Start of DATASET

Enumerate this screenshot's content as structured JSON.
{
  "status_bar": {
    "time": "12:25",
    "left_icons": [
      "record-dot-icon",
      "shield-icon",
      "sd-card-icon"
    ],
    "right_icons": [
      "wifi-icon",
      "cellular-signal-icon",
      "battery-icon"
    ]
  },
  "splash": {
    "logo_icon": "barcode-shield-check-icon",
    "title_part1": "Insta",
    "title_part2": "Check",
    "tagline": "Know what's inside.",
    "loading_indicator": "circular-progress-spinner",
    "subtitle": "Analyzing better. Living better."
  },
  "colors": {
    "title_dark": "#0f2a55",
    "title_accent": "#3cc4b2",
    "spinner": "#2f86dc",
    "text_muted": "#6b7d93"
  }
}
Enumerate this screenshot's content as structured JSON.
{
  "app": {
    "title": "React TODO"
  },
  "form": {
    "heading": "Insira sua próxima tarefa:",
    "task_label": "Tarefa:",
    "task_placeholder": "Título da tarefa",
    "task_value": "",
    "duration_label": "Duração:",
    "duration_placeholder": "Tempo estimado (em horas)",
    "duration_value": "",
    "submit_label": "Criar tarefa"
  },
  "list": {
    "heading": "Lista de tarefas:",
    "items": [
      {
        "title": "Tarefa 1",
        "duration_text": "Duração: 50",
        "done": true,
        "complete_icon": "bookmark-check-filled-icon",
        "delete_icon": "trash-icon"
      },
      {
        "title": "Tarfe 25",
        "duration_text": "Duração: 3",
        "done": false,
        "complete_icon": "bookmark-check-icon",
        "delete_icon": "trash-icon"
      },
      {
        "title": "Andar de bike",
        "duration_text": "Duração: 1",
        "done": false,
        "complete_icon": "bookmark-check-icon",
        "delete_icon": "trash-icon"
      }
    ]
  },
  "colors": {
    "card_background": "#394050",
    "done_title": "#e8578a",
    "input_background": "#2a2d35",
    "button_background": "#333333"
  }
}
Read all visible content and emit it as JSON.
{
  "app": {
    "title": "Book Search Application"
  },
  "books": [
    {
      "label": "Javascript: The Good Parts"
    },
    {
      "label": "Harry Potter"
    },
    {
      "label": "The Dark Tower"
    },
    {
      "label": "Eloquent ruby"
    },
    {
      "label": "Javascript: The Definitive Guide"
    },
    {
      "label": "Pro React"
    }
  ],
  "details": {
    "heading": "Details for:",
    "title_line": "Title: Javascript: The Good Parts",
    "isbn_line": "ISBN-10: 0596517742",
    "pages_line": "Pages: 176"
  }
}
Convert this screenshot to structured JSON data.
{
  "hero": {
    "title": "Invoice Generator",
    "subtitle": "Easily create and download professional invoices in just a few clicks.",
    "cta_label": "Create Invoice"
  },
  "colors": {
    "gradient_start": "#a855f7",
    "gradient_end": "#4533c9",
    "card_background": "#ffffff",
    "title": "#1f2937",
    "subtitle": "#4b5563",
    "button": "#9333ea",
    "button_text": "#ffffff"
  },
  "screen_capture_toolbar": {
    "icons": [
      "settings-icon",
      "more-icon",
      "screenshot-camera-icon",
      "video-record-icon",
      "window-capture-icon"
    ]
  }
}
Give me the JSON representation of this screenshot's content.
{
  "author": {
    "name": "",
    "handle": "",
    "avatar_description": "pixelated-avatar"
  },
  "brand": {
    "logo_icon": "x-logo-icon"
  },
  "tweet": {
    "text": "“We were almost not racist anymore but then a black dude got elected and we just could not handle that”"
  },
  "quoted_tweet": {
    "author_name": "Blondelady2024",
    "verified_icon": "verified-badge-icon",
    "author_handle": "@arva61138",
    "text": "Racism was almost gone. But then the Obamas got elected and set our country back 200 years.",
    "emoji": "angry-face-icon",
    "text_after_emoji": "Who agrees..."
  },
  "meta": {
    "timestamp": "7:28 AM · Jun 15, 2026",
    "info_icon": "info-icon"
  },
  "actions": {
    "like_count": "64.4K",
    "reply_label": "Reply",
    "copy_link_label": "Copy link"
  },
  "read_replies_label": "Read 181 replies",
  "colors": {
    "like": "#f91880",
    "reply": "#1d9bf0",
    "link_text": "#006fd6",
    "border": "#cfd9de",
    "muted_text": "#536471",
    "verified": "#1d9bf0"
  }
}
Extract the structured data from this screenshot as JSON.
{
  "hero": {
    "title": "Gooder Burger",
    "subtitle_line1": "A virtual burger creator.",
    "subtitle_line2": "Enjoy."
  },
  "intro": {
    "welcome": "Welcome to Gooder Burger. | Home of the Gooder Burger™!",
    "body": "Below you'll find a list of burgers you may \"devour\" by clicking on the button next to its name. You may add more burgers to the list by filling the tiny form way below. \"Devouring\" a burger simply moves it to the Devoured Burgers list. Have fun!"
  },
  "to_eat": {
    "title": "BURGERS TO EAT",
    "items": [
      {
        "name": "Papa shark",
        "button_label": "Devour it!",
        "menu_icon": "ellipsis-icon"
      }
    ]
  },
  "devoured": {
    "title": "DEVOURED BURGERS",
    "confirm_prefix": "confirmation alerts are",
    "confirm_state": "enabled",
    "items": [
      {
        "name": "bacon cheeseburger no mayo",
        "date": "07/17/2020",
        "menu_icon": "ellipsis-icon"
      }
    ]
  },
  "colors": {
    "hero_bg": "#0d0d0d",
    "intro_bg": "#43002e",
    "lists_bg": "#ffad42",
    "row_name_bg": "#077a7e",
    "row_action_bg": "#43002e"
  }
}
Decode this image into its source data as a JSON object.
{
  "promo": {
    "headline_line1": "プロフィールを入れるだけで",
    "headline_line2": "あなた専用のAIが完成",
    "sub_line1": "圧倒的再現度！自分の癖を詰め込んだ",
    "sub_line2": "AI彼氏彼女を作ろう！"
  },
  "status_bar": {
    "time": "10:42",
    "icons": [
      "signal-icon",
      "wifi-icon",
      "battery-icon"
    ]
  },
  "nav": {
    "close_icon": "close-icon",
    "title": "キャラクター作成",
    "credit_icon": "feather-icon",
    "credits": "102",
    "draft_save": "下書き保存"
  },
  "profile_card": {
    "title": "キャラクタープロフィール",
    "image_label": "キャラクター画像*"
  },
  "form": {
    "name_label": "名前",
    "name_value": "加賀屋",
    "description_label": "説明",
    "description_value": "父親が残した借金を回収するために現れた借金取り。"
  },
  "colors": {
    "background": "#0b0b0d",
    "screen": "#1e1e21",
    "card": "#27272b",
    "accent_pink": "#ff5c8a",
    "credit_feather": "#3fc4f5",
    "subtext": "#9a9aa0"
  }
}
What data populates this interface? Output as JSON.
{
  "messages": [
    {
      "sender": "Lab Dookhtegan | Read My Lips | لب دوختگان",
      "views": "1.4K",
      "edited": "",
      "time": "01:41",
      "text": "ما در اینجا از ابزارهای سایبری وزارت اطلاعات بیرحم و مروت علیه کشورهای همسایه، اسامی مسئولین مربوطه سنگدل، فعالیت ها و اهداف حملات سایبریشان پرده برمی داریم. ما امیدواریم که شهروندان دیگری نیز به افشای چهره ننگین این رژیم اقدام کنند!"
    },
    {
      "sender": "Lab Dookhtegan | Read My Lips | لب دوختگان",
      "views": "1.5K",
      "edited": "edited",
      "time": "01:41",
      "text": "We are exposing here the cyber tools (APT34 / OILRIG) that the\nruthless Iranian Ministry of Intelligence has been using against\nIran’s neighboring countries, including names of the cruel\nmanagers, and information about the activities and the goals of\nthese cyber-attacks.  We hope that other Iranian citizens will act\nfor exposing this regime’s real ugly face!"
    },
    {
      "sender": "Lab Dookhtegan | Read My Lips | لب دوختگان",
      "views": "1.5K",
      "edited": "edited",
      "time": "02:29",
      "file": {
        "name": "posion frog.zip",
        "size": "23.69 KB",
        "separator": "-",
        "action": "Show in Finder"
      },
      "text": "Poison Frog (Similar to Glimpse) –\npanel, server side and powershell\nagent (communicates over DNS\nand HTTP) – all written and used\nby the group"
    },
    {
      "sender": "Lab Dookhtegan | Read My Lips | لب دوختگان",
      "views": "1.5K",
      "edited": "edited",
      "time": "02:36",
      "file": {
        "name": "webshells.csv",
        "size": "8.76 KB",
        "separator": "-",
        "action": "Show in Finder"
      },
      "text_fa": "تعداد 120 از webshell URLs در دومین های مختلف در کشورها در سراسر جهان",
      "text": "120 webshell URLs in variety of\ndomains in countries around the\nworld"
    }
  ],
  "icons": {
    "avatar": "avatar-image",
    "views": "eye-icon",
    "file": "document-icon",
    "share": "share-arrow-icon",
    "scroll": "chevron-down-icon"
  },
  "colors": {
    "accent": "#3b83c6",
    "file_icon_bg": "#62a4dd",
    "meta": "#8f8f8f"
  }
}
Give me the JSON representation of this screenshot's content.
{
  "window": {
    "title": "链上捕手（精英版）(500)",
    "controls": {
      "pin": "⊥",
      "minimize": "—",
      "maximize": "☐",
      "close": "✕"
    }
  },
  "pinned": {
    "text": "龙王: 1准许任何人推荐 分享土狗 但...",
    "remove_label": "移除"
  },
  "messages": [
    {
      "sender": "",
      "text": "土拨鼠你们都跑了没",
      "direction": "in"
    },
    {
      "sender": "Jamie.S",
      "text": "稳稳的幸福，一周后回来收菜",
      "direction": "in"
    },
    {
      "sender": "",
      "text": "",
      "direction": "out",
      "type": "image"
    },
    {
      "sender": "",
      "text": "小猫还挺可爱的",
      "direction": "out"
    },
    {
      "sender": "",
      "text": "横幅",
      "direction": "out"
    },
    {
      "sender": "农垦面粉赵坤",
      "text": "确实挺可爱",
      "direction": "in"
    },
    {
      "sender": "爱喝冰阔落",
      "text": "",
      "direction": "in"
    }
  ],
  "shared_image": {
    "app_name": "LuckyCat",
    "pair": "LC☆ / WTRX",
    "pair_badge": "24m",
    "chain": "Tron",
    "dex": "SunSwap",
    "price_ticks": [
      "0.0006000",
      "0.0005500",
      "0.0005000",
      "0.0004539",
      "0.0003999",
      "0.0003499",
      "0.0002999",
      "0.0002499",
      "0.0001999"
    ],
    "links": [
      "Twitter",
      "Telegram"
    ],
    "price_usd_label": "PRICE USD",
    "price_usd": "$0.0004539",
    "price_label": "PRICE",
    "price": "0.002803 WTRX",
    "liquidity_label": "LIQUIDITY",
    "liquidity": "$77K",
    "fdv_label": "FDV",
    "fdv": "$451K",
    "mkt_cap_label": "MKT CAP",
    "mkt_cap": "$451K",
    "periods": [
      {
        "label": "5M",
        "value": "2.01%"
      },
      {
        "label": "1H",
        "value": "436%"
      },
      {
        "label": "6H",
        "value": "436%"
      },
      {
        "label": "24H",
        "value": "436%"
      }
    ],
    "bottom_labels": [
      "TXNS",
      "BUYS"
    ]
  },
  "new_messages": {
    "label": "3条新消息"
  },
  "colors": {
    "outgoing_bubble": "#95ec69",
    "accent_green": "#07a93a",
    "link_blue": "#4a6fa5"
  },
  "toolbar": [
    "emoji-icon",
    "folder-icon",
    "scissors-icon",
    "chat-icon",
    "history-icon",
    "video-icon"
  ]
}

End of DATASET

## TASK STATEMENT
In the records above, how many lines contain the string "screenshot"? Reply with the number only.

## COMPLETED EXERCISE
7